The History and Political Economy of Urban Standards in Thailand

Oct 27, 2014 | 11:30 AM - 1:00 PM

Apiwat Ratanawaraha (Professor, Department of Urban and Regional Planning and the Urban Design and Development Center, Chulalongkorn University)
Discussant/chair: Michael Herzfeld (Ernest E. Monrad Professor of the Social Sciences, Department of Anthropology, Harvard University)

*Please note early start time*

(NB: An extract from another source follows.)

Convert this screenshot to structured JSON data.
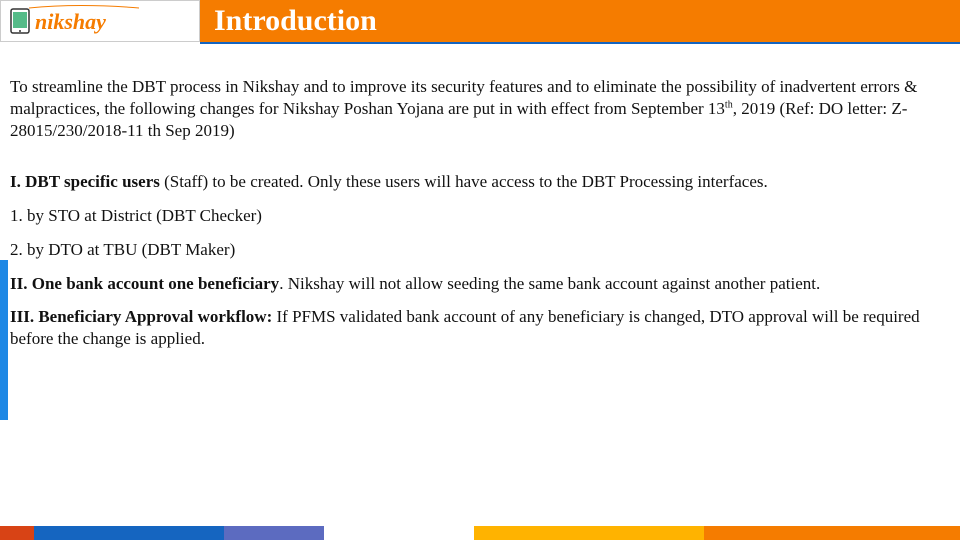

Standards are codified knowledge that serves as the foundation of human society. They exist in every product that we use, in every process that we follow, in every aspect of our life. Likewise, urban standards are everywhere in the city. There are building and housing codes, subdivision and plot specifications, open-space requirements, road dimensions, so on and so forth. These standards shape the façade, forms, fabrics, and flows of cities. Urban standards are a cornerstone of the efforts to plan and build our cities, and thus they define the ideals, identities, and meanings of urban lives.
As part of the efforts to plan and develop “modern” cities in Thailand, the rulers and governments in the past century have imported various approaches and methods of urban development and planning from Europe, the United States, and Japan. With these planning ideas came standards and codes that were expected to help shape the cities according the ideal pictures. But the standards established by the authorities are often resisted, ignored and avoided by many urban citizens, particularly the “informal” people such as slum dwellers and street vendors. An exploration into urban standards will reveal not only how Thai cities evolve and how they are related to the global world of urban standards, but also how Thai society is structured and how much or little it is changing in the context of globalization and democratization of ideas.
In this talk, Apiwat Ratanawaraha will discuss his preliminary work on the history of urban planning approaches and standards in Thailand, how much or little urban standards have shaped Thai cities, how the standards are contested and negotiated among various actors, and the implications of the process and outcome of standards setting for urban justice.